So is it still fun, fun, fun?

My restriction has been up now for about 9 months, and although some of that has been during the motorcycling off season, it was only really November that the bike was totally off the road.

The new biking season is just around the corner and I have no inclination to sell this bike, so I guess it is, I am looking forward to some more fun, fun, fun!

2003 Suzuki LS 650 Savage from United States of America

Summary:

Pass on this one, not worth owning

Faults:

Oil leaks pop up here and there, some disappear on their own, other persist.

Eats batteries, at least one a year.

Being a thumper, it is very sensitive to riding speed as to how much vibration you can stand.

If you let it sit without riding much, you'll have a lot of fuel delivery problems.

General Comments:

Very uncomfortable bike to ride for more than about 20 mile trips, a complete redo on the seat helped.

The lack of a trip odometer is inexcusable; cheap, cheap, cheap.

I've owned over 24 motorcycles, been riding almost 50 years, and this is the only bike that I would not buy again. Handling is awkward, suspension is really bad. Good for a beginner because of the low seat height and low weight.

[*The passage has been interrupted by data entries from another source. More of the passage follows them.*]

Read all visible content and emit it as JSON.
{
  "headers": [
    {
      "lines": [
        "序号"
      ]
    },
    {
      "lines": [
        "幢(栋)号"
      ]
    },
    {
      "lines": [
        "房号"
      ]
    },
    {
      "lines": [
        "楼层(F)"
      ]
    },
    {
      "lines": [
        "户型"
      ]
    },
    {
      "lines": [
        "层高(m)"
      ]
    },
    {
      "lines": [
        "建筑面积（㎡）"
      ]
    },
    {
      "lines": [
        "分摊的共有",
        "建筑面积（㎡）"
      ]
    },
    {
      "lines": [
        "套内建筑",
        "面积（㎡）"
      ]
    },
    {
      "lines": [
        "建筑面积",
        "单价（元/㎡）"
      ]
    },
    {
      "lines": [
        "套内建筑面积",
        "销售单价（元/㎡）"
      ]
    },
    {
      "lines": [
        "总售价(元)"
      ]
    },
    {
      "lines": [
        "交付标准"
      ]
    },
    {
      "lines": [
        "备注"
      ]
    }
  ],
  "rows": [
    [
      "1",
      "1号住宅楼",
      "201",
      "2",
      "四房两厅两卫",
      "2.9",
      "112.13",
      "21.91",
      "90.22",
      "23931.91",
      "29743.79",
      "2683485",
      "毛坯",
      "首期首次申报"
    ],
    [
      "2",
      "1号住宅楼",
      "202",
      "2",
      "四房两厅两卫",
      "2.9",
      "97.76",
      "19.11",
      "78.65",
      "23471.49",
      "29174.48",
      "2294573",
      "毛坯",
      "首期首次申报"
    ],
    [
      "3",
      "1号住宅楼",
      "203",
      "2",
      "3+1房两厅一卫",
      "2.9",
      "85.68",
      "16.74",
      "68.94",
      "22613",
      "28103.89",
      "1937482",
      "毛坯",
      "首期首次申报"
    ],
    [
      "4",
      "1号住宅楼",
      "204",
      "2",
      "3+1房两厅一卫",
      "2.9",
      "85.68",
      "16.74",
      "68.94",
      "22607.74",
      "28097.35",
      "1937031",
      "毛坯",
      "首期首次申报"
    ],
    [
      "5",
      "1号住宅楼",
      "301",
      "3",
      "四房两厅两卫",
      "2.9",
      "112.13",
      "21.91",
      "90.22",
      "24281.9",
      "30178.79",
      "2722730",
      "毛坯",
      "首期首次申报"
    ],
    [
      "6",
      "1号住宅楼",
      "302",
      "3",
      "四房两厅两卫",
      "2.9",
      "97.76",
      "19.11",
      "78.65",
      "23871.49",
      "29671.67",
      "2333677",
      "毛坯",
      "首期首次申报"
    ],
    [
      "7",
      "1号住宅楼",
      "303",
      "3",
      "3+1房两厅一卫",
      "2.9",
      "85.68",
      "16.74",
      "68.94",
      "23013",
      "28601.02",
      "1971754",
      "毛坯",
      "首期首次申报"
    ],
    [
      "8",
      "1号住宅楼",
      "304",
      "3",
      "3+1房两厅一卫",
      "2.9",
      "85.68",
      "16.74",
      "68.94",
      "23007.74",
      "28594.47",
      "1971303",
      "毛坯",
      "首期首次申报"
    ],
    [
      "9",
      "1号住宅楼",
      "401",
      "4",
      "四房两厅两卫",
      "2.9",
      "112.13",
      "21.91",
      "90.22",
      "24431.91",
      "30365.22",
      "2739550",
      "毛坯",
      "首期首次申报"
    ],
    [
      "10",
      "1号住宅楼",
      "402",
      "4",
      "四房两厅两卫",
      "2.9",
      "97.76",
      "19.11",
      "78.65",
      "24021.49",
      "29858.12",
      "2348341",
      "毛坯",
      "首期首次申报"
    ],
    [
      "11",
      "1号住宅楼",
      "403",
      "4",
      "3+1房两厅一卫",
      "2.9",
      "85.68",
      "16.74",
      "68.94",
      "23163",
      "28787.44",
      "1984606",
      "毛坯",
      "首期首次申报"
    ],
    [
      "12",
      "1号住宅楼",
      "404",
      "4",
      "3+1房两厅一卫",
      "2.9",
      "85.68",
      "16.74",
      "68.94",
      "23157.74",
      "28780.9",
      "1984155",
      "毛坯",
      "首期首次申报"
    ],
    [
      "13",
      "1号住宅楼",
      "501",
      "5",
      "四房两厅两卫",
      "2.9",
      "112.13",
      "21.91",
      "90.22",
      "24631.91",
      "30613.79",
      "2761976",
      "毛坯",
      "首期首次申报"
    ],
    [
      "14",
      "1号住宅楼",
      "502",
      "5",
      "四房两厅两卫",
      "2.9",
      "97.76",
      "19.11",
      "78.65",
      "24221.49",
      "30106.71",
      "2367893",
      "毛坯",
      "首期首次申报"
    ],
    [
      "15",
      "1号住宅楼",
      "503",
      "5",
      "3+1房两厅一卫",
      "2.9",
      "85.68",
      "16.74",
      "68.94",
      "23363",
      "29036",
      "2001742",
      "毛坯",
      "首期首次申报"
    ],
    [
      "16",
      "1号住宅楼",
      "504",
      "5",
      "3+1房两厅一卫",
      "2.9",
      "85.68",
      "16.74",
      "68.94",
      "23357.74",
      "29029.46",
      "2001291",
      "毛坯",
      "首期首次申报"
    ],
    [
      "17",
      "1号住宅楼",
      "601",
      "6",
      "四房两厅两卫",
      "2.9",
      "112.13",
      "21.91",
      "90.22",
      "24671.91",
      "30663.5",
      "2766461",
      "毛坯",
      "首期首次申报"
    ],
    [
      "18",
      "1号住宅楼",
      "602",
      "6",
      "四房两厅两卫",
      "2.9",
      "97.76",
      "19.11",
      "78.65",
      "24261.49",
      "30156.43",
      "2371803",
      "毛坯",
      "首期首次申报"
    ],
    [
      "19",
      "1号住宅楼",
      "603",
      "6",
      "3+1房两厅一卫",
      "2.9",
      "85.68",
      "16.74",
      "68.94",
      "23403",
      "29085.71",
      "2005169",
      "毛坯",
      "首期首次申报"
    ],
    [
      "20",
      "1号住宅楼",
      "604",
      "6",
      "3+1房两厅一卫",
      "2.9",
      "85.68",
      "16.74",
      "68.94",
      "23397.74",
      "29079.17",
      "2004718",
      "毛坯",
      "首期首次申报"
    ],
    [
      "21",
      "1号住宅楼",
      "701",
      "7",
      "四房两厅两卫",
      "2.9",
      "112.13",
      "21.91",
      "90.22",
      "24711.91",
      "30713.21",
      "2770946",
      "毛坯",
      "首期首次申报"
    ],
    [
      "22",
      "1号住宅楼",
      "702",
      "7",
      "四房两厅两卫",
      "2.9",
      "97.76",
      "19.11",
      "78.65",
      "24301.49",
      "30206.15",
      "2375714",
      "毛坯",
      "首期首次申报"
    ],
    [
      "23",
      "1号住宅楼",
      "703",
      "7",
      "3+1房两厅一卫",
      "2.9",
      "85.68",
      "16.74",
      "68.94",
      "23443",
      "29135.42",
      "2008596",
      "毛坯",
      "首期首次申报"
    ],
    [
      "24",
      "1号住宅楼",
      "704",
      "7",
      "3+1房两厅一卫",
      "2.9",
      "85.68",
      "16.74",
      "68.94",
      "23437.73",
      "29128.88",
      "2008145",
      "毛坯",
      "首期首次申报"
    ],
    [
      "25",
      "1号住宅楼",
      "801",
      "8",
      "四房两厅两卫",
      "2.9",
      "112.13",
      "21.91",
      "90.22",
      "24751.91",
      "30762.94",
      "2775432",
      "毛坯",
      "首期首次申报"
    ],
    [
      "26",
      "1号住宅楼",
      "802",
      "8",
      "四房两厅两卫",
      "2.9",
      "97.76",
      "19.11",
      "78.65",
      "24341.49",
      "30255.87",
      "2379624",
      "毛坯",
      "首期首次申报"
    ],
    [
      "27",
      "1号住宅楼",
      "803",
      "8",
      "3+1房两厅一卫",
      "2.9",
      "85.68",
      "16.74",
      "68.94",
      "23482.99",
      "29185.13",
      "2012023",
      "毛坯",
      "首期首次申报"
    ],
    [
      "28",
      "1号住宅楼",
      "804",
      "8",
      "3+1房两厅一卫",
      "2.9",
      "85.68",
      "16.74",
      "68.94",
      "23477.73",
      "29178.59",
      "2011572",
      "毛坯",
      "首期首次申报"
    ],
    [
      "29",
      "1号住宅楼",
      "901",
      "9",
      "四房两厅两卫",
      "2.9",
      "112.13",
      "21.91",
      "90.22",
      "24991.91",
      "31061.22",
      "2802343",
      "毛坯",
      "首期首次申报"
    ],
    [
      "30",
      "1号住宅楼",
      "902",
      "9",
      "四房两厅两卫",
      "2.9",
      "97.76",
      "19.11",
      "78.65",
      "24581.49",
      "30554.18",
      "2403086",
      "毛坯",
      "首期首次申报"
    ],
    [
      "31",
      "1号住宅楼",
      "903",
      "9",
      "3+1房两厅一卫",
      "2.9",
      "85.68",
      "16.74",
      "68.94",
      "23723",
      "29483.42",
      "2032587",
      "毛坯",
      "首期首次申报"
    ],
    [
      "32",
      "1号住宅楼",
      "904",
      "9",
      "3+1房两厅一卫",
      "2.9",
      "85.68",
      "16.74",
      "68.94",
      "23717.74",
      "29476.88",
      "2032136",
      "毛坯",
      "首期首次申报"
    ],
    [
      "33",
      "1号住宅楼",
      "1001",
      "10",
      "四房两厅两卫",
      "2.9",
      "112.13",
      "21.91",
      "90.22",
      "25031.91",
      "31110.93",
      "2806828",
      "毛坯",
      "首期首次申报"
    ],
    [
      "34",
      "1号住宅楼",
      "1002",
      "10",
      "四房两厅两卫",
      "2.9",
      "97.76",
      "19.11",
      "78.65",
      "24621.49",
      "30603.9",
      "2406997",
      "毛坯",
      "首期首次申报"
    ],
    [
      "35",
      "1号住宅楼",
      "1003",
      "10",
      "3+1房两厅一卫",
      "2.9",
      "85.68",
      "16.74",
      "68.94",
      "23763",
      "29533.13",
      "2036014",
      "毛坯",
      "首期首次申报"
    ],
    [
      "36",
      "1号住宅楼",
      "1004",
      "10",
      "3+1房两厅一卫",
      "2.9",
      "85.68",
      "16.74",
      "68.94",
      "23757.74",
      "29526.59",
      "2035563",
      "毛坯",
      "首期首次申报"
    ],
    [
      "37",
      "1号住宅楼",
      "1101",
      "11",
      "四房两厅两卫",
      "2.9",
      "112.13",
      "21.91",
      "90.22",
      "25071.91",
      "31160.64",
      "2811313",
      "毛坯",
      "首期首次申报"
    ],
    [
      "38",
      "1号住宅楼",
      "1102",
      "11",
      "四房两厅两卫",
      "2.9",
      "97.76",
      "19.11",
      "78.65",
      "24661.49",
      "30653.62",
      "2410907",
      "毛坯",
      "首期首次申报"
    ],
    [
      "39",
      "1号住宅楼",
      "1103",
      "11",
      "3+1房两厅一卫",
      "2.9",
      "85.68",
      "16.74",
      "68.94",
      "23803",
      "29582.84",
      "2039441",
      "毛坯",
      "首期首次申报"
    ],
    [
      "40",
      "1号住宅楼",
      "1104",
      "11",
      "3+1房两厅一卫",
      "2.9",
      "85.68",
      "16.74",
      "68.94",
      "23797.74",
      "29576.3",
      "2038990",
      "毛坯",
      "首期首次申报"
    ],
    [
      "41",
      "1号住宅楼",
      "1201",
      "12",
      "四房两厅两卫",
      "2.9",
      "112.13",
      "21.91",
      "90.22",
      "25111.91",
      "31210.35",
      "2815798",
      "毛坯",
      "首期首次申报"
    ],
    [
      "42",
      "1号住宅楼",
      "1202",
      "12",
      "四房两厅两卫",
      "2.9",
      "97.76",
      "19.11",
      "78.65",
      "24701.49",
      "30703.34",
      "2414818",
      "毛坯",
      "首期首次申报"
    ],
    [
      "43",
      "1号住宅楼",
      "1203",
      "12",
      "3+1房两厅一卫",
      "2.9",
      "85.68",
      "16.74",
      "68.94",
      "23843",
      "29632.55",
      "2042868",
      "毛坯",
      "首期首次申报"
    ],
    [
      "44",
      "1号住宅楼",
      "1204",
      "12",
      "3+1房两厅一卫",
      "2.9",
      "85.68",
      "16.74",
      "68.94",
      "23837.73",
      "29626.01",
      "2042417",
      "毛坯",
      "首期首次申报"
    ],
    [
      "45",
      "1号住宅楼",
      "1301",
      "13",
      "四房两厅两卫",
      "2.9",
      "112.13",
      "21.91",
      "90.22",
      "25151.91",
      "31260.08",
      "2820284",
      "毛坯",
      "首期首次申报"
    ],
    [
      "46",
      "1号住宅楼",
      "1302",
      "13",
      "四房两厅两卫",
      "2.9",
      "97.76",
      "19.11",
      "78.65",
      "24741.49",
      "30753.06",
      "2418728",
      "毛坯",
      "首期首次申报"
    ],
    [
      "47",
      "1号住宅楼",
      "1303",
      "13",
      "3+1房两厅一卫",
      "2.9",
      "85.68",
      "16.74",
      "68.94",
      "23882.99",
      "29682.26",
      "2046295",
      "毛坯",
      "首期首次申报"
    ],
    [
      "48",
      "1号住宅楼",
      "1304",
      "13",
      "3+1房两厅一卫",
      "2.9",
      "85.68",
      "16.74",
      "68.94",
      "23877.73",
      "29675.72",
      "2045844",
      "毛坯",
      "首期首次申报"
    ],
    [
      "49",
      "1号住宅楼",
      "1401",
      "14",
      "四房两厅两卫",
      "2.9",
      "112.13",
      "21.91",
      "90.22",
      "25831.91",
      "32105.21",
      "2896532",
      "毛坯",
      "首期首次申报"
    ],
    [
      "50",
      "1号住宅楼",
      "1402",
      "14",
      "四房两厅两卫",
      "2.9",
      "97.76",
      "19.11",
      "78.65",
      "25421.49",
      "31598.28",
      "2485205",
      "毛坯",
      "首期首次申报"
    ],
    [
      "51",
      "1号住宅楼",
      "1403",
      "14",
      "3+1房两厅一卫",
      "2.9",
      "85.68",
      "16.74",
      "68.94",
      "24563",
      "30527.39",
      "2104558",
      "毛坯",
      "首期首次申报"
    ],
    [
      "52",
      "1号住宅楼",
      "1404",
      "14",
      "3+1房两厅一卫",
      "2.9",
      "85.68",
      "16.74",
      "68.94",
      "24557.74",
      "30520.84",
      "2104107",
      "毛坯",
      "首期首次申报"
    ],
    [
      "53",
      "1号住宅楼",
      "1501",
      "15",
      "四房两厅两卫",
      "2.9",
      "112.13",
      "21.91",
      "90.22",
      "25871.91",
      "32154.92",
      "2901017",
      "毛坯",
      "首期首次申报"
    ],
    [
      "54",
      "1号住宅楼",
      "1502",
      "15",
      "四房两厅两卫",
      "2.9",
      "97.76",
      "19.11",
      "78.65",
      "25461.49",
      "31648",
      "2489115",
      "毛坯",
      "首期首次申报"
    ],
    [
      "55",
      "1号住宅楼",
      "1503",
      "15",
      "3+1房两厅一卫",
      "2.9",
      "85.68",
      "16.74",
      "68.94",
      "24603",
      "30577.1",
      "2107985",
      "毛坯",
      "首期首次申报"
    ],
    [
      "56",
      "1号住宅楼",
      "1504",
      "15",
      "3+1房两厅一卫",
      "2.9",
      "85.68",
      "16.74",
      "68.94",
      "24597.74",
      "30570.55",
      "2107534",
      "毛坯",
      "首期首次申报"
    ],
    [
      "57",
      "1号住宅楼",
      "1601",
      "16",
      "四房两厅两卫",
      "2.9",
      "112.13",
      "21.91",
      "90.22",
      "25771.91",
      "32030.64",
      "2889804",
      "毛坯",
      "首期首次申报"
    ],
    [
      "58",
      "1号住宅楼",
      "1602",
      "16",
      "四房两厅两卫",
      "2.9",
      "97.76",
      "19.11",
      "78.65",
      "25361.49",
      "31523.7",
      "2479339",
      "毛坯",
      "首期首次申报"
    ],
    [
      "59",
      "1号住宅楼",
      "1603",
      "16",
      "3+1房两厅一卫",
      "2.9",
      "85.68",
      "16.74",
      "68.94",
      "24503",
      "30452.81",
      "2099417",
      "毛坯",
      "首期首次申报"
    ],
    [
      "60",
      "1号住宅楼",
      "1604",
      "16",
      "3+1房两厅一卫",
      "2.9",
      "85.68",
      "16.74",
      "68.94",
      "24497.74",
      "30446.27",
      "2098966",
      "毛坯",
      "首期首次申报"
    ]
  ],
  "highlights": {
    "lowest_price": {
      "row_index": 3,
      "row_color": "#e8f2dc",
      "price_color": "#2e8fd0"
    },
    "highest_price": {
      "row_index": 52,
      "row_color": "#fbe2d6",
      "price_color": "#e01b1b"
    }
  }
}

Suzuki should scrap this bike. If I had not owned other Suzuki's before I bought this one, I would never buy their products. If you can afford to spend a little more money, and must have a Suzuki, try the SV650, it is one of the finest bikes I have ever owned, I'm looking for another one right now.

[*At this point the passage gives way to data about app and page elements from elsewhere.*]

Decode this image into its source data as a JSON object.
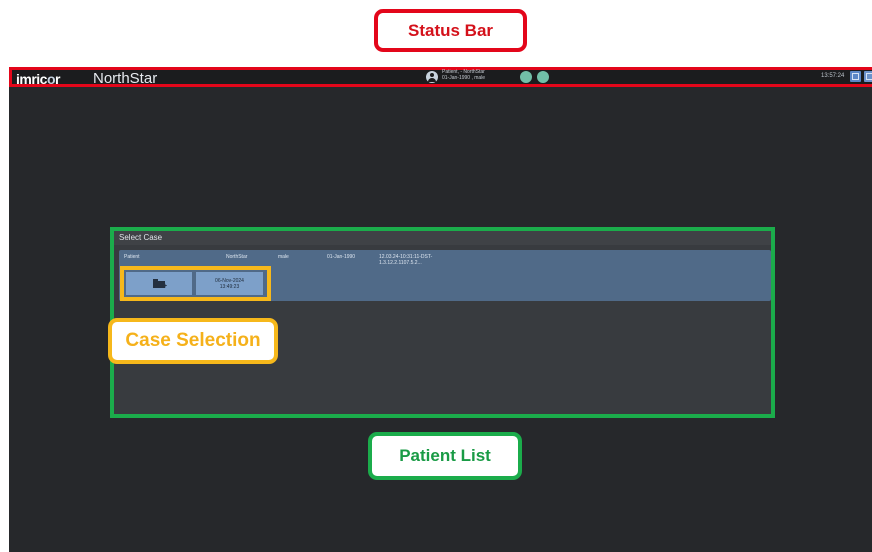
{
  "annotations": {
    "status_bar": "Status Bar",
    "patient_list": "Patient List",
    "case_selection": "Case Selection"
  },
  "status_bar": {
    "brand_prefix": "imric",
    "brand_o": "o",
    "brand_suffix": "r",
    "app_name": "NorthStar",
    "patient_name": "Patient, - NorthStar",
    "patient_details": "01-Jan-1990 , male",
    "clock": "13:57:24"
  },
  "panel": {
    "title": "Select Case",
    "row": {
      "patient": "Patient",
      "site": "NorthStar",
      "sex": "male",
      "dob": "01-Jan-1990",
      "study": "12.03.24-10:31:11-DST-1.3.12.2.1107.5.2..."
    },
    "case": {
      "date": "06-Nov-2024",
      "time": "13:49:23"
    }
  },
  "colors": {
    "status_bar_outline": "#e3061a",
    "patient_list_outline": "#1bac4b",
    "case_selection_outline": "#f6b81b",
    "app_background": "#26282b",
    "row_background": "#506a88",
    "button_background": "#7da0c9"
  },
  "icons": {
    "new_case": "folder-plus-icon",
    "patient": "user-circle-icon"
  }
}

Would you buy another motorcycle from this manufacturer? No

Review Date: 20th March, 2011

8th Jan 2015, 18:01

I have a 650 thumper. It's a great bike. I have had mine for 9 years now. Very dependable. It's not a real powerful bike, but it gets you to where you need to be.

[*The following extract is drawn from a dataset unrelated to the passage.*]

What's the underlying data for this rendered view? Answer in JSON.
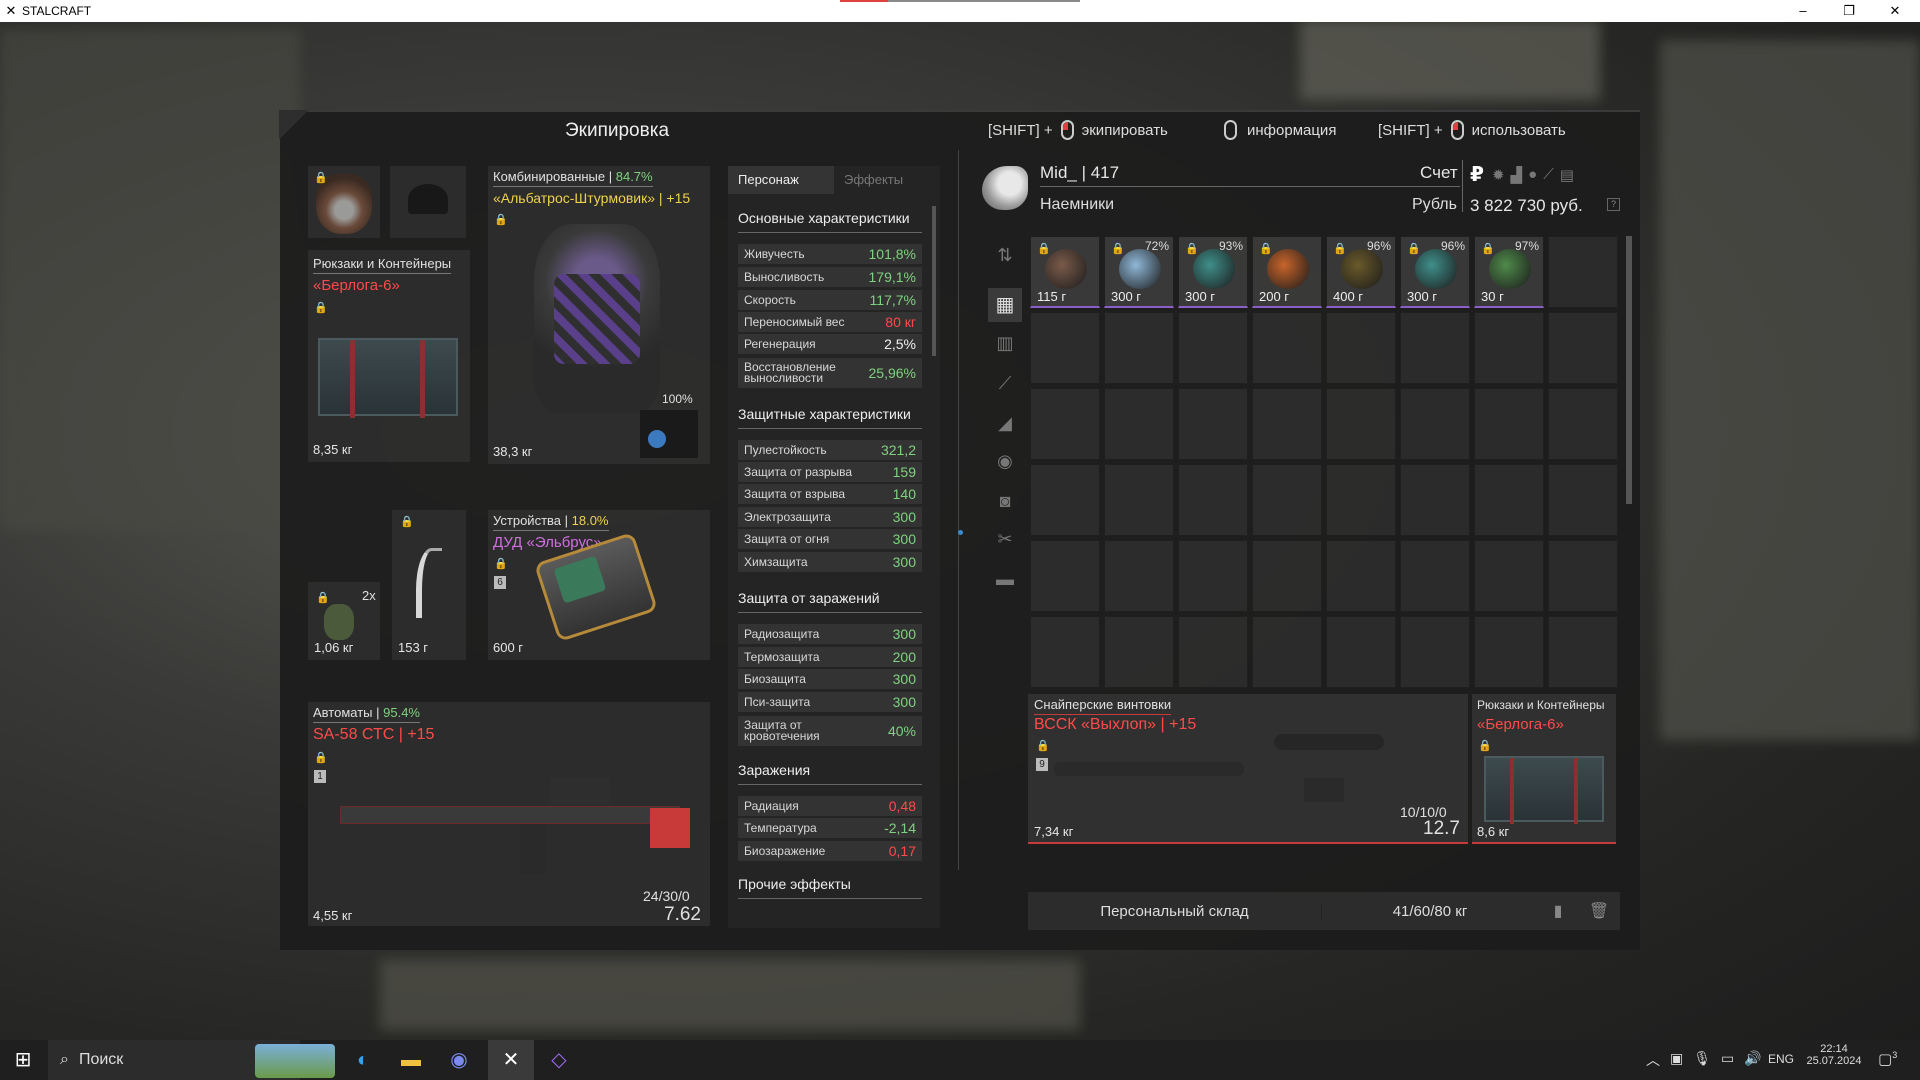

Upkeep is low; oil changes, charging the battery, etc. Every 2 to 3 years you may have to change the cam chain, which is a bit pricey at around three to four hundred dollars.

It's fun to ride. Sometimes I forget where I'm going to because I am having a fun ride. It's like riding a mini chopper. I am always getting compliments on its style.

All around it's a great bike, and it's lightweight, so on the expressway you may get knocked around.

It's a great city bike. Good on gasoline; about 50 to 60 miles a gallon.

I have no problems with this bike. I've been riding for 16 plus years.

24th Aug 2015, 11:48

If you visit the Savage forum, you'll find a fix to that cam chain problem. One of the members makes and sells a modified slack adjuster that more than doubles the cam chain life. It's an easy fix and a LOT less expensive than having the cam chain replaced. Google Verslavy.

8th Sep 2015, 23:06

I have looked at the cam chain extender and slack adjusters to extend chain life.

However, both of these modifications may not give you a much longer life, because both of these modifications make the chain bending angle sharper, which makes the rate of chain wear even faster. Besides, installing slack adjusters or modifying adjusters, adding 1 more hole, may not be such a simple job; adding 1 more hole requires you to do a welding job; installing a slack adjuster makes you remove other parts to clear the area, and the cost of a slack adjuster may not be so cheap.

Modifications may give you a little more chain life, but not too much I think.